Persons Testifying (Early Learning & K-12 Education): PRO: Senator Lisa Wellman, Prime Sponsor; Lucinda Young, Washington Education Association; Dana Anderson, Capital Region ESD 113; Brian Wharton, Superintendent, Yelm School District; Monty Sabin, Assistant Superintendent, North Thurston Public Schools; Jim Stoffer, School Board Director, Sequim School District; Brian Sims, Washington State School Directors' Association; Mavis Nickels, School Board Director, Battleground School District; Mark Watson, Retired Teacher, Battleground School District; Cathy Golik, Citizens for Better Schools; Sue Cranke, Citizens for Better Schools; Chris Reykdal, Office of Superintendent of Public Instruction; Tom Seigel, Bethel School Diustrict; Paul Marquardt, Bethel School District; Mitch Denning, Alliance of Educational Associations.

Persons Signed In To Testify But Not Testifying (Early Learning & K-12 Education): No one.

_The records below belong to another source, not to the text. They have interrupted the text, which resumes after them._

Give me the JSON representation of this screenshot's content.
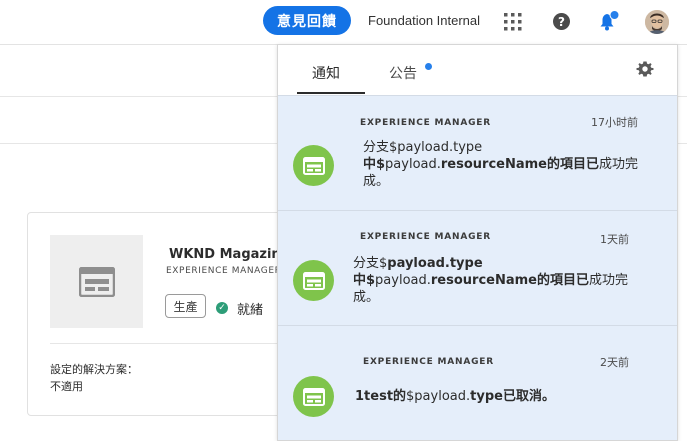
{
  "topbar": {
    "feedback_label": "意見回饋",
    "org_name": "Foundation Internal",
    "help_glyph": "?"
  },
  "card": {
    "title": "WKND Magazine",
    "subtitle": "EXPERIENCE MANAGER",
    "env_tag": "生產",
    "status": "就緒",
    "solution_label": "設定的解決方案：",
    "solution_value": "不適用"
  },
  "panel": {
    "tabs": [
      {
        "label": "通知",
        "active": true
      },
      {
        "label": "公告",
        "active": false,
        "has_badge": true
      }
    ],
    "notifications": [
      {
        "source": "EXPERIENCE MANAGER",
        "time": "17小时前",
        "line1": "分支$payload.type",
        "line2_a": "中$",
        "line2_b": "payload.",
        "line2_c": "resourceName",
        "line2_d": "的項目已",
        "line2_e": "成功完",
        "line3": "成。"
      },
      {
        "source": "EXPERIENCE MANAGER",
        "time": "1天前",
        "line1_a": "分支$",
        "line1_b": "payload.type",
        "line2_a": "中$",
        "line2_b": "payload.",
        "line2_c": "resourceName",
        "line2_d": "的項目已",
        "line2_e": "成功完",
        "line3": "成。"
      },
      {
        "source": "EXPERIENCE MANAGER",
        "time": "2天前",
        "line1_a": "1test的",
        "line1_b": "$payload.",
        "line1_c": "type",
        "line1_d": "已取消。"
      }
    ]
  },
  "colors": {
    "accent": "#1473e6",
    "notification_bg": "#e5eefa",
    "product_icon": "#7fc44b",
    "status_ok": "#2d9d78",
    "badge": "#2680eb"
  }
}
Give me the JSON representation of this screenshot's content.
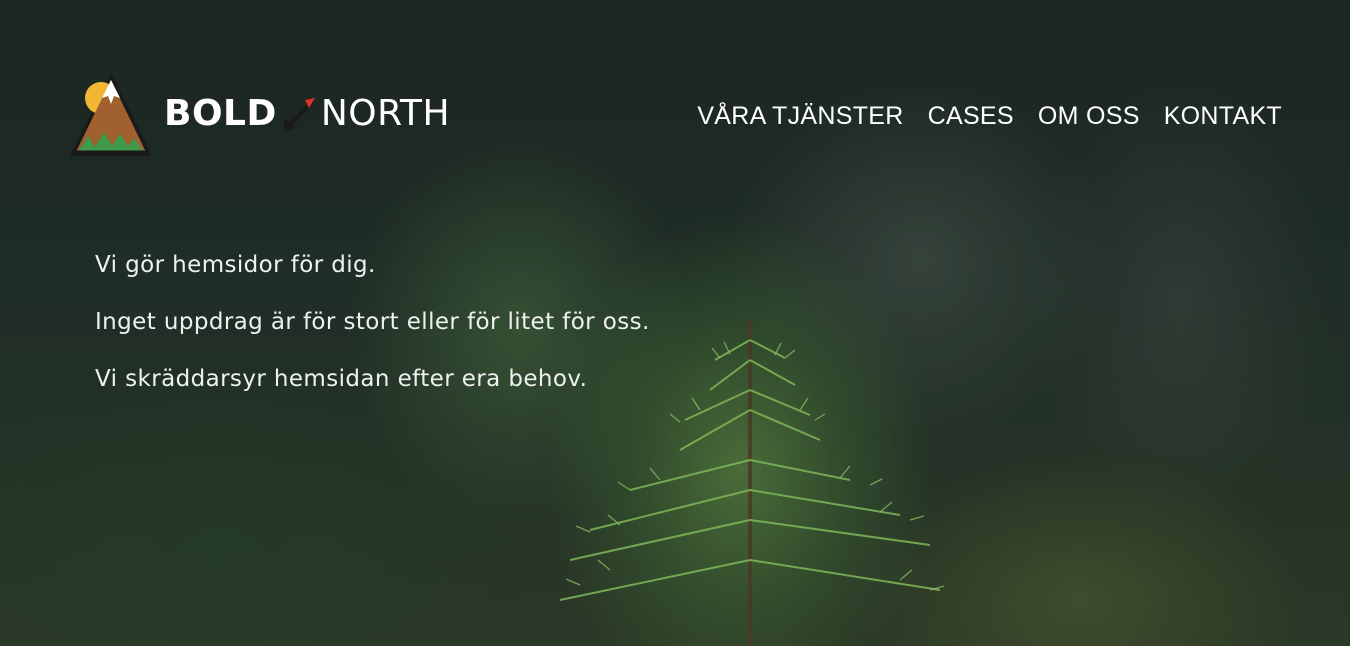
{
  "brand": {
    "name_bold": "BOLD",
    "name_light": "NORTH",
    "logo_icon": "mountain-badge-icon",
    "arrow_icon": "compass-arrow-icon",
    "colors": {
      "mountain_brown": "#a0602f",
      "sun_yellow": "#f2b632",
      "trees_green": "#3f9a4a",
      "arrow_red": "#e0302a",
      "outline": "#1a1a1a"
    }
  },
  "nav": {
    "items": [
      {
        "label": "VÅRA TJÄNSTER"
      },
      {
        "label": "CASES"
      },
      {
        "label": "OM OSS"
      },
      {
        "label": "KONTAKT"
      }
    ]
  },
  "hero": {
    "lines": [
      "Vi gör hemsidor för dig.",
      "Inget uppdrag är för stort eller för litet för oss.",
      "Vi skräddarsyr hemsidan efter era behov."
    ]
  }
}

Staff Summary of Public Testimony (Ways & Means): PRO: Between 1974 and 1981, Bethel School District was forced to go to year round school due to bond failures. There are significant facility failures at the Bethel High School. There are 35 districts with chronic bond failure. The longer bond failures continue, the higher the costs will be to repair or construct new facilities. The supermajority requirement is inherently undemocratic. As long as we have a supermajority for bond passage, we will not have a first rate school system. The first tenet of conservatism is to protect assets. We waste assets in repeating bond elections. I teach in a building, built in 1953, renovated in 1989, that is past its service life. When district bond elections fail, the districts are compelled to use needed resources to rerun the bond election. We are preparing to run a bond in 2020 to secure much-needed facilities to meet the needs of our growing community. We are concerned that a minority of voters will defeat the bond. A majority of the voting public supports school bonds. In the past 13 years, district has had 4 construction bonds fail, the most recent in February at 53 percent. We desperately need to improve the security of our schools. In the last 10 years, 11 of the districts in ESD 113, failed bond measures that would have passed if the simple majority requirement was in place; 8 of them passed subsequently, two of them after 8 attempts.

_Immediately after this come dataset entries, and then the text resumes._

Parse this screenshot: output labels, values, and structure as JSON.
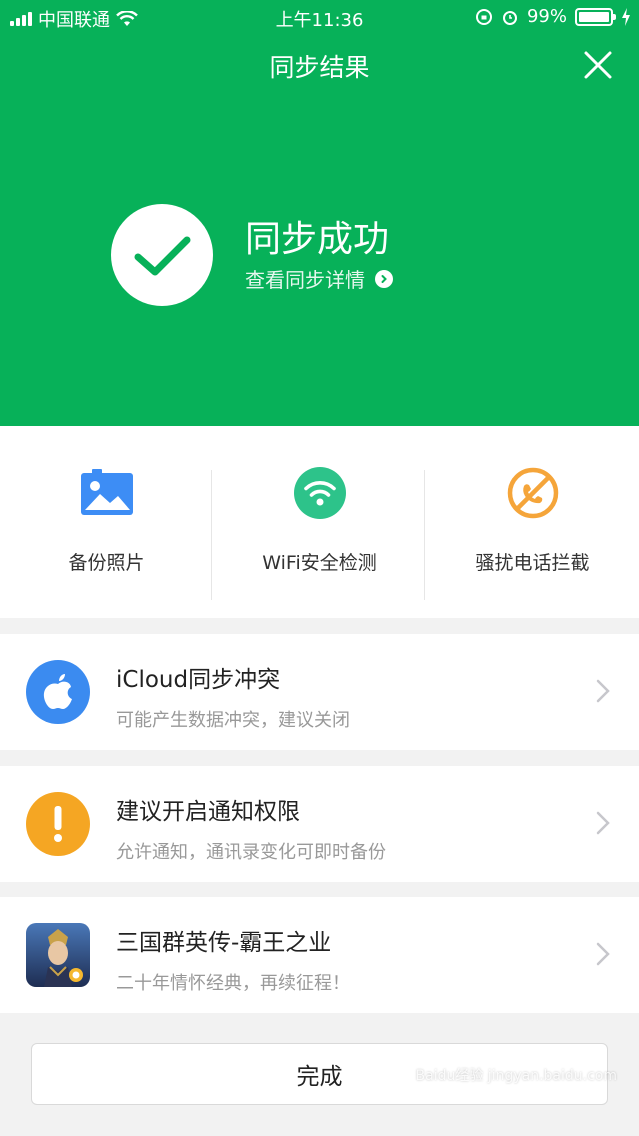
{
  "status_bar": {
    "carrier": "中国联通",
    "time": "上午11:36",
    "battery": "99%"
  },
  "header": {
    "title": "同步结果",
    "result_title": "同步成功",
    "result_link": "查看同步详情"
  },
  "tools": [
    {
      "label": "备份照片",
      "icon": "photo-icon",
      "color": "#3d8df5"
    },
    {
      "label": "WiFi安全检测",
      "icon": "wifi-icon",
      "color": "#2dc38a"
    },
    {
      "label": "骚扰电话拦截",
      "icon": "block-call-icon",
      "color": "#f5a53a"
    }
  ],
  "cards": [
    {
      "title": "iCloud同步冲突",
      "subtitle": "可能产生数据冲突，建议关闭",
      "icon": "apple-icon",
      "color": "#3b8bf0"
    },
    {
      "title": "建议开启通知权限",
      "subtitle": "允许通知，通讯录变化可即时备份",
      "icon": "exclamation-icon",
      "color": "#f5a623"
    },
    {
      "title": "三国群英传-霸王之业",
      "subtitle": "二十年情怀经典，再续征程！",
      "icon": "game-icon"
    }
  ],
  "footer": {
    "done_label": "完成"
  },
  "watermark": "Baidu经验 jingyan.baidu.com",
  "colors": {
    "brand_green": "#07b159"
  }
}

CON: Not all voters are property owners. The 60 percent threshold insures no taxation without representation. The 60 percent standard represents a rare but important safeguard in the state constitution to require a higher level of agreement before school officials are allowed to impose long-term debt on the community. Like signing a mortgage, one does not do that lightly. The 60 percent rule does not prevent most bond levies from passing. In 2017, 64 percent of school districts seeking bond levies received voter approval. Removing the 60 percent rule will squeeze out other needed capital projects.

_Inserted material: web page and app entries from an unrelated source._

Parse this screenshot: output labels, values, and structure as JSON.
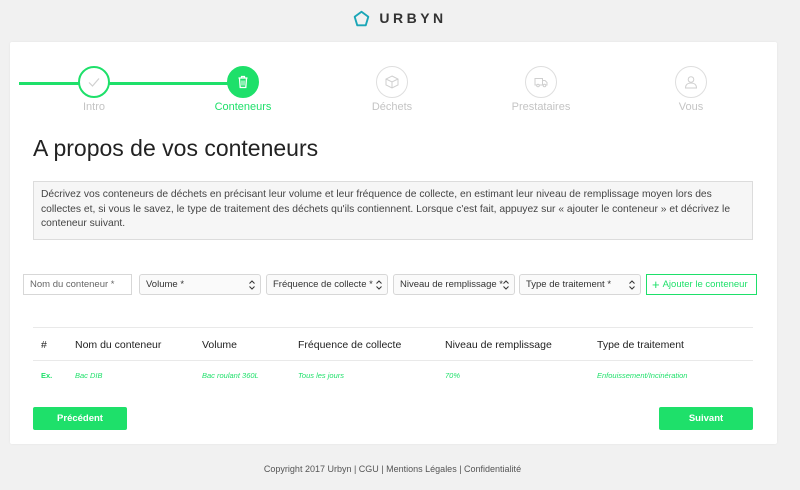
{
  "brand": {
    "name": "URBYN",
    "accent": "#1ee06a",
    "logo_color": "#1aa6b7",
    "icon": "pentagon-icon"
  },
  "stepper": {
    "steps": [
      {
        "label": "Intro",
        "icon": "check-icon",
        "state": "done"
      },
      {
        "label": "Conteneurs",
        "icon": "trash-icon",
        "state": "active"
      },
      {
        "label": "Déchets",
        "icon": "box-icon",
        "state": "pending"
      },
      {
        "label": "Prestataires",
        "icon": "truck-icon",
        "state": "pending"
      },
      {
        "label": "Vous",
        "icon": "user-icon",
        "state": "pending"
      }
    ]
  },
  "page": {
    "title": "A propos de vos conteneurs",
    "description": "Décrivez vos conteneurs de déchets en précisant leur volume et leur fréquence de collecte, en estimant leur niveau de remplissage moyen lors des collectes et, si vous le savez, le type de traitement des déchets qu'ils contiennent. Lorsque c'est fait, appuyez sur « ajouter le conteneur » et décrivez le conteneur suivant."
  },
  "form": {
    "name_placeholder": "Nom du conteneur *",
    "volume": "Volume *",
    "frequency": "Fréquence de collecte *",
    "fill_level": "Niveau de remplissage *",
    "treatment": "Type de traitement *",
    "add_button": "Ajouter le conteneur"
  },
  "table": {
    "headers": [
      "#",
      "Nom du conteneur",
      "Volume",
      "Fréquence de collecte",
      "Niveau de remplissage",
      "Type de traitement"
    ],
    "rows": [
      [
        "Ex.",
        "Bac DIB",
        "Bac roulant 360L",
        "Tous les jours",
        "70%",
        "Enfouissement/Incinération"
      ]
    ]
  },
  "nav": {
    "previous": "Précédent",
    "next": "Suivant"
  },
  "footer": {
    "text": "Copyright 2017 Urbyn | CGU | Mentions Légales | Confidentialité"
  }
}
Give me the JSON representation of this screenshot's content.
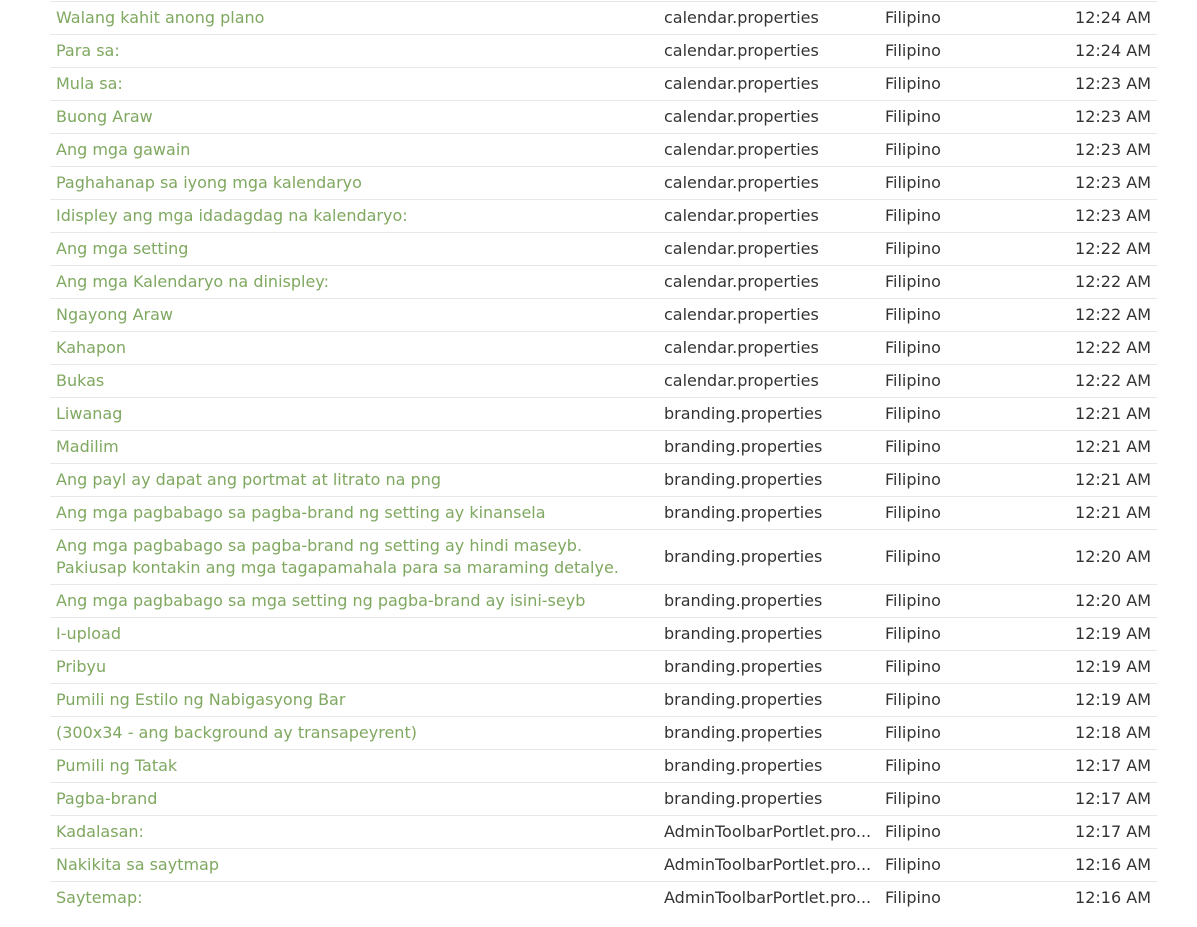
{
  "rows": [
    {
      "text": "Walang kahit anong plano",
      "file": "calendar.properties",
      "language": "Filipino",
      "time": "12:24 AM"
    },
    {
      "text": "Para sa:",
      "file": "calendar.properties",
      "language": "Filipino",
      "time": "12:24 AM"
    },
    {
      "text": "Mula sa:",
      "file": "calendar.properties",
      "language": "Filipino",
      "time": "12:23 AM"
    },
    {
      "text": "Buong Araw",
      "file": "calendar.properties",
      "language": "Filipino",
      "time": "12:23 AM"
    },
    {
      "text": "Ang mga gawain",
      "file": "calendar.properties",
      "language": "Filipino",
      "time": "12:23 AM"
    },
    {
      "text": "Paghahanap sa iyong mga kalendaryo",
      "file": "calendar.properties",
      "language": "Filipino",
      "time": "12:23 AM"
    },
    {
      "text": "Idispley ang mga idadagdag na kalendaryo:",
      "file": "calendar.properties",
      "language": "Filipino",
      "time": "12:23 AM"
    },
    {
      "text": "Ang mga setting",
      "file": "calendar.properties",
      "language": "Filipino",
      "time": "12:22 AM"
    },
    {
      "text": "Ang mga Kalendaryo na dinispley:",
      "file": "calendar.properties",
      "language": "Filipino",
      "time": "12:22 AM"
    },
    {
      "text": "Ngayong Araw",
      "file": "calendar.properties",
      "language": "Filipino",
      "time": "12:22 AM"
    },
    {
      "text": "Kahapon",
      "file": "calendar.properties",
      "language": "Filipino",
      "time": "12:22 AM"
    },
    {
      "text": "Bukas",
      "file": "calendar.properties",
      "language": "Filipino",
      "time": "12:22 AM"
    },
    {
      "text": "Liwanag",
      "file": "branding.properties",
      "language": "Filipino",
      "time": "12:21 AM"
    },
    {
      "text": "Madilim",
      "file": "branding.properties",
      "language": "Filipino",
      "time": "12:21 AM"
    },
    {
      "text": "Ang payl ay dapat ang portmat at litrato na png",
      "file": "branding.properties",
      "language": "Filipino",
      "time": "12:21 AM"
    },
    {
      "text": "Ang mga pagbabago sa pagba-brand ng setting ay kinansela",
      "file": "branding.properties",
      "language": "Filipino",
      "time": "12:21 AM"
    },
    {
      "text": "Ang mga pagbabago sa pagba-brand ng setting ay hindi maseyb. Pakiusap kontakin ang mga tagapamahala para sa maraming detalye.",
      "file": "branding.properties",
      "language": "Filipino",
      "time": "12:20 AM"
    },
    {
      "text": "Ang mga pagbabago sa mga setting ng pagba-brand ay isini-seyb",
      "file": "branding.properties",
      "language": "Filipino",
      "time": "12:20 AM"
    },
    {
      "text": "I-upload",
      "file": "branding.properties",
      "language": "Filipino",
      "time": "12:19 AM"
    },
    {
      "text": "Pribyu",
      "file": "branding.properties",
      "language": "Filipino",
      "time": "12:19 AM"
    },
    {
      "text": "Pumili ng Estilo ng Nabigasyong Bar",
      "file": "branding.properties",
      "language": "Filipino",
      "time": "12:19 AM"
    },
    {
      "text": "(300x34 - ang background ay transapeyrent)",
      "file": "branding.properties",
      "language": "Filipino",
      "time": "12:18 AM"
    },
    {
      "text": "Pumili ng Tatak",
      "file": "branding.properties",
      "language": "Filipino",
      "time": "12:17 AM"
    },
    {
      "text": "Pagba-brand",
      "file": "branding.properties",
      "language": "Filipino",
      "time": "12:17 AM"
    },
    {
      "text": "Kadalasan:",
      "file": "AdminToolbarPortlet.pro...",
      "language": "Filipino",
      "time": "12:17 AM"
    },
    {
      "text": "Nakikita sa saytmap",
      "file": "AdminToolbarPortlet.pro...",
      "language": "Filipino",
      "time": "12:16 AM"
    },
    {
      "text": "Saytemap:",
      "file": "AdminToolbarPortlet.pro...",
      "language": "Filipino",
      "time": "12:16 AM"
    }
  ],
  "colors": {
    "link": "#7fa860",
    "text": "#333333",
    "divider": "#e8e8e8"
  }
}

Persons Testifying (Ways & Means): PRO: Lucinda Young, Washington Education Association; Dr. Jane Stavem, Superintendent, Lake Washington School District; Corine Pennington, Assistant Superintendent Business Services, Puyallup School District; Mitch Denning, Alliance of Educational Associations; Tyler Muench, Office of Superintendent of Public Instruction; Alex Williamson, Bond Campaign Chair, Bethel School District; Brenda Rogers, President, Bethel School District, Board of Directors and WSSDA President Elect.

CON: Patrick Connor, Naitonal Federation of Independent Business.

Persons Signed In To Testify But Not Testifying (Ways & Means): PRO: Dana Anderson, Superintendent, Capital Region ESD 113; Monty Sabin, Assistant Superintendent, North Thurston School District.